  5. Transportation – pre-booking your airport transport in advance is well worth it as very few locals, nor taxi drivers speak English and so it can be a bit of an issue getting in from the Shanghai International airport (which is situated some 45 minutes outside the city) to your hotel . I had arranged for the Shanghai Eastern Taxi service to pick us up and drop us off – both reasonably priced at $55 USD each way.  Although once in the city we tended to walk everywhere, and over the course of the three days we were in Shanghai we walked some 40 kilometers (25 miles).  Shanghai is flat and so very much a walking city, as was Hong Kong.  In total we walked 110 Km (68 miles) over the course of the nine days and not a word of complaint from Sam – awesome for a teenager, actually awesome for anyone and although a little foot sore she managed like a trooper.

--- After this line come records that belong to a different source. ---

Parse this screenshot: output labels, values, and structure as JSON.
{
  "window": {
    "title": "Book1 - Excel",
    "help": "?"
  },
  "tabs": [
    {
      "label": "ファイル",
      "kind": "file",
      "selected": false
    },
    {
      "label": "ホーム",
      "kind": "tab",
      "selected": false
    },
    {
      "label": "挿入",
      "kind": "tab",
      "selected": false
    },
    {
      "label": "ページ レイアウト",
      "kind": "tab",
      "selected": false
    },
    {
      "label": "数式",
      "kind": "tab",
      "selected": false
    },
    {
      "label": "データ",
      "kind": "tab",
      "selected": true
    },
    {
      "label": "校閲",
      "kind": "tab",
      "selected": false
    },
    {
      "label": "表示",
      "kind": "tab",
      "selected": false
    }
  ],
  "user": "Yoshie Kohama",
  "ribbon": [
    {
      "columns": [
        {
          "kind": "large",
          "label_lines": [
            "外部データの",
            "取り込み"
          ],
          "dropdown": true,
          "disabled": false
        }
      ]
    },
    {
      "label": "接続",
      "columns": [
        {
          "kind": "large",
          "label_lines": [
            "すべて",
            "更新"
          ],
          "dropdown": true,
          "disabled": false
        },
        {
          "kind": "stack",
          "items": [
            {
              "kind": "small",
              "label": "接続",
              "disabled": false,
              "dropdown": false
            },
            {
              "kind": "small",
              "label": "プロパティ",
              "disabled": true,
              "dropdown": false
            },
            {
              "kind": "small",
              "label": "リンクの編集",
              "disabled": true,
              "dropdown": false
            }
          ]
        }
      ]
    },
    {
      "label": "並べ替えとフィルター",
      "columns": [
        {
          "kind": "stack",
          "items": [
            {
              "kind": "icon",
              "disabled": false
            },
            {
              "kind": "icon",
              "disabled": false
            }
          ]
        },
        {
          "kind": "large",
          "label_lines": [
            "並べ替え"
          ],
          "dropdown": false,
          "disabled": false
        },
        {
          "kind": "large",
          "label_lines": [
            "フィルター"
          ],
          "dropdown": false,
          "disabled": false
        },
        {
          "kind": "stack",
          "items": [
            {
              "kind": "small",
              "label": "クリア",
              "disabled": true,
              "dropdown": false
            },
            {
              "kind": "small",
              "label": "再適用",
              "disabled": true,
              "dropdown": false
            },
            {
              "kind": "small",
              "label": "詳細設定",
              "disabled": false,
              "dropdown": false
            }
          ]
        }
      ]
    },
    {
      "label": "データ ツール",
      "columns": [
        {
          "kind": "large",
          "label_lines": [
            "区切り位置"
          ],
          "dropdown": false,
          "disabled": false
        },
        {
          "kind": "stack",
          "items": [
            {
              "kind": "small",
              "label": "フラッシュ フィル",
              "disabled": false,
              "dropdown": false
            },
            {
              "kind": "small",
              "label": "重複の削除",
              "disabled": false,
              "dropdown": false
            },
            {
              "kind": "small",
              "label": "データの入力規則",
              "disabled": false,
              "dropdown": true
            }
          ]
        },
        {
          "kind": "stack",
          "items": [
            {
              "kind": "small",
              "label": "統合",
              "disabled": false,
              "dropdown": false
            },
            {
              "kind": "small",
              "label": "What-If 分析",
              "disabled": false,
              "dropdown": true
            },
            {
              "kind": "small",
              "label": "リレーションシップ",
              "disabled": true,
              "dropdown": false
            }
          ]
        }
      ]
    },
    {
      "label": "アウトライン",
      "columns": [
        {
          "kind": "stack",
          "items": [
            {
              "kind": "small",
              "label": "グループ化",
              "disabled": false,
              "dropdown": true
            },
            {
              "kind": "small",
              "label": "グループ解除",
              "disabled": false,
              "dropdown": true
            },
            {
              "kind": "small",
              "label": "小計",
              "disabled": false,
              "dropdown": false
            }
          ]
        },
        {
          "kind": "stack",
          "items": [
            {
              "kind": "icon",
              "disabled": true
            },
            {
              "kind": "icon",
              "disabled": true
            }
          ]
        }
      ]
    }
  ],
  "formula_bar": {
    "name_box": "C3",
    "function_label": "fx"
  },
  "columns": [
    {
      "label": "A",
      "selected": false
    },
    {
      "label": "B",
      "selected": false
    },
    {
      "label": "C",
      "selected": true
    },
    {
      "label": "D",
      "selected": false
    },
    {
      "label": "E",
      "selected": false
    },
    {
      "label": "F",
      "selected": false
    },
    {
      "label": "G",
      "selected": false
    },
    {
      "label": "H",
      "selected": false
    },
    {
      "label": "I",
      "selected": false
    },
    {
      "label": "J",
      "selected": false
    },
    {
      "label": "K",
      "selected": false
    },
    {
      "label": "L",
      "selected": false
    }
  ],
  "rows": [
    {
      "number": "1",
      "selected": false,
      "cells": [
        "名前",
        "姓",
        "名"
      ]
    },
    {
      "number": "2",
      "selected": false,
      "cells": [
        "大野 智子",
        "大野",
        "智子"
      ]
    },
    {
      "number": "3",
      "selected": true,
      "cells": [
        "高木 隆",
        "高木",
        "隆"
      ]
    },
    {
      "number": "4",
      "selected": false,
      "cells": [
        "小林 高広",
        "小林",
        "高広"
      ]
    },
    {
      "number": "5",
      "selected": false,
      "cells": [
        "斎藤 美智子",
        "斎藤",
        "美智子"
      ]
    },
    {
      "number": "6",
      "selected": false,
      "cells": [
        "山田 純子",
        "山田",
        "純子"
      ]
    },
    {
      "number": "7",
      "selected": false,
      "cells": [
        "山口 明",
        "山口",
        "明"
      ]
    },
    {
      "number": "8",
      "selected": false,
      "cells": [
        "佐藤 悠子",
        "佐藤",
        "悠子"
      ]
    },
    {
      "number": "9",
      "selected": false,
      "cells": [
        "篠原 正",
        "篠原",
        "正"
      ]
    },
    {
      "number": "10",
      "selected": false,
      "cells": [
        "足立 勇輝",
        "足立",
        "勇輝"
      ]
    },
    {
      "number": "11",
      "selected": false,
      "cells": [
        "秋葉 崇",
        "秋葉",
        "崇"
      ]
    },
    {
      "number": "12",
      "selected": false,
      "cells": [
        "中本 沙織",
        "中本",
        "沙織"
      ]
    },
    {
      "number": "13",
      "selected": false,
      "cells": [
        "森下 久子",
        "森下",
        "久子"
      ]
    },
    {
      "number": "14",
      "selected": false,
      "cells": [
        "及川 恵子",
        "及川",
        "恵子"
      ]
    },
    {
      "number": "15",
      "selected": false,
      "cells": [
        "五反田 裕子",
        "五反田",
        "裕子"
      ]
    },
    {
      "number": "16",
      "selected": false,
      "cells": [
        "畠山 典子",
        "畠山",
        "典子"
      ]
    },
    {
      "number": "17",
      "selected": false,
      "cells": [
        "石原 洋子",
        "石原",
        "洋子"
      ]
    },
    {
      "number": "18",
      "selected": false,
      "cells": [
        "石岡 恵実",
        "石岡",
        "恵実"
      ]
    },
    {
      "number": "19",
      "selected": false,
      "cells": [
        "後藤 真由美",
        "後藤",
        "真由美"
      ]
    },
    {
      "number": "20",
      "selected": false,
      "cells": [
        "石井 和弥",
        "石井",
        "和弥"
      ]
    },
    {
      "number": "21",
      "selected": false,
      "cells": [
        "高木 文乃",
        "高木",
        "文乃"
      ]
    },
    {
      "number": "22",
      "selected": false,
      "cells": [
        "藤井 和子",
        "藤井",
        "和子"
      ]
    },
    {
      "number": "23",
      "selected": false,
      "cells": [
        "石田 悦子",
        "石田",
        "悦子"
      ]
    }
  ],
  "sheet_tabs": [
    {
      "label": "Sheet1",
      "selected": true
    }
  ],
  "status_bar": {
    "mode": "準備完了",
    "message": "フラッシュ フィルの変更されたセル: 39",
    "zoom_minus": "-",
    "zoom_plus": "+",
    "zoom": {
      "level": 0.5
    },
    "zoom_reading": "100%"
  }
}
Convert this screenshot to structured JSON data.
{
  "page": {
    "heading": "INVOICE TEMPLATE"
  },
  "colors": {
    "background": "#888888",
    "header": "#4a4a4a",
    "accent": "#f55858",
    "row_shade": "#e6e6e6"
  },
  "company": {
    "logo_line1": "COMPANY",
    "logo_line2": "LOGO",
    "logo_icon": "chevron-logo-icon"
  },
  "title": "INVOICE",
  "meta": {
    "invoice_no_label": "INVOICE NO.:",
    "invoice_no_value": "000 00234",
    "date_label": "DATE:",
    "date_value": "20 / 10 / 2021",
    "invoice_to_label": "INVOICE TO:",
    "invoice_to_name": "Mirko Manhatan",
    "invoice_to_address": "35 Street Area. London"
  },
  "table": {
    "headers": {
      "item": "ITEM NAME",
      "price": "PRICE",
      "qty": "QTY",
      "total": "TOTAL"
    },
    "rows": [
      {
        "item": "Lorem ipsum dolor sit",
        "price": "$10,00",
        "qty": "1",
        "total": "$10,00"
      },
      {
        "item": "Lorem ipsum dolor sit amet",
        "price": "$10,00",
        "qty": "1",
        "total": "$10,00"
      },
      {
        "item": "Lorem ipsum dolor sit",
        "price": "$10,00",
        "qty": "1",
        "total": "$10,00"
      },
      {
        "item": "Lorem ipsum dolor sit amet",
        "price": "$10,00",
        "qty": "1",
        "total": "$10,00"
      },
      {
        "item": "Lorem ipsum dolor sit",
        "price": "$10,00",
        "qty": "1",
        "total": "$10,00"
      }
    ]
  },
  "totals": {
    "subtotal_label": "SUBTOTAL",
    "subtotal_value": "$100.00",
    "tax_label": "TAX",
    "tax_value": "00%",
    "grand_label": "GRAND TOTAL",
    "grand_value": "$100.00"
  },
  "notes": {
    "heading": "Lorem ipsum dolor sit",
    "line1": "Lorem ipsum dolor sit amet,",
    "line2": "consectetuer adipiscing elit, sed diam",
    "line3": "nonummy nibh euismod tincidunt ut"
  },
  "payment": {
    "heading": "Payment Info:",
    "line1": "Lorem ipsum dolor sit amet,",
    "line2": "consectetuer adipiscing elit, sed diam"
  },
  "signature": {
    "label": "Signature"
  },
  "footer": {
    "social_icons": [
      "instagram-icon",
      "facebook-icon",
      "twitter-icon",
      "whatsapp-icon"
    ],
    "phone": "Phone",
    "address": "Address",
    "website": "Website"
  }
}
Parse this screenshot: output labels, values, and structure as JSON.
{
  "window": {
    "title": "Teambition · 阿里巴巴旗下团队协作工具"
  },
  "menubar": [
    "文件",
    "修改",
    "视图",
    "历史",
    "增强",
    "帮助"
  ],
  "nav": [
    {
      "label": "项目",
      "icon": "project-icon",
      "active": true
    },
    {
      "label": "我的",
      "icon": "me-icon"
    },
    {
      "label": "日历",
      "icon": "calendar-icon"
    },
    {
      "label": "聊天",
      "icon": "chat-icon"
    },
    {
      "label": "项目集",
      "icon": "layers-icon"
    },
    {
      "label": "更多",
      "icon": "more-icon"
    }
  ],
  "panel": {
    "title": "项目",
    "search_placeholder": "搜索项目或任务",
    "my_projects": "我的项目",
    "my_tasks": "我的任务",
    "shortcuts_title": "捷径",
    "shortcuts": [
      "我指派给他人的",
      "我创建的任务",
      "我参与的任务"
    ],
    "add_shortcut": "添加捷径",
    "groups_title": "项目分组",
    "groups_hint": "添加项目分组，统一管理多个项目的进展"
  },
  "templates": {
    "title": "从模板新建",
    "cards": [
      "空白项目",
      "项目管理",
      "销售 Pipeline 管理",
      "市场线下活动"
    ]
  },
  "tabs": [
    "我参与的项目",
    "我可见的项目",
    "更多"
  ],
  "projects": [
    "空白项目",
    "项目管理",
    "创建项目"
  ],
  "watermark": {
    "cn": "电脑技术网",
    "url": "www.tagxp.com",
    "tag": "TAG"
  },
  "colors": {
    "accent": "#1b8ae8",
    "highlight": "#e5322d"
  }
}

  6. Culinary delights – we had a couple of fantastic meals during our stay in Shanghai.  And each so different!  The first  restaurant was called Lost Horizon is Tibetan/Eastern Chinese (think Silk Road) with its mix of vegetarian and noodle dishes along with more traditional dishes of chicken and pork.  All equally yummy (Definitely try the spring rolls and lamb samosas) and very casual, situated only a block from our hotel this large and busy restaurant was amazing! The other increible dining experience we had was very upscale and as close to an Michelin star restaurant as I ever eaten.  Incredibly beautiful plates, with tantalizing dishes and courses between courses – as an example the chef prepared Duck Egg soup whisked in an actual duck egg and served at room temperature absolutely delicious between our courses and not on the menu.   We generally shared out meals, but at this restaurant we both decided on the New Zealand lamb which was cooked to perfection.  NAPA Wine Bar and Kitchen was one of the high culinary points of our trip to China.

As you can tell, we had an absolutely fabulous time in Shanghai and would definitely recommend it as part of your itinerary in China.

Zä wēi! (Goodbye in Shanghainese)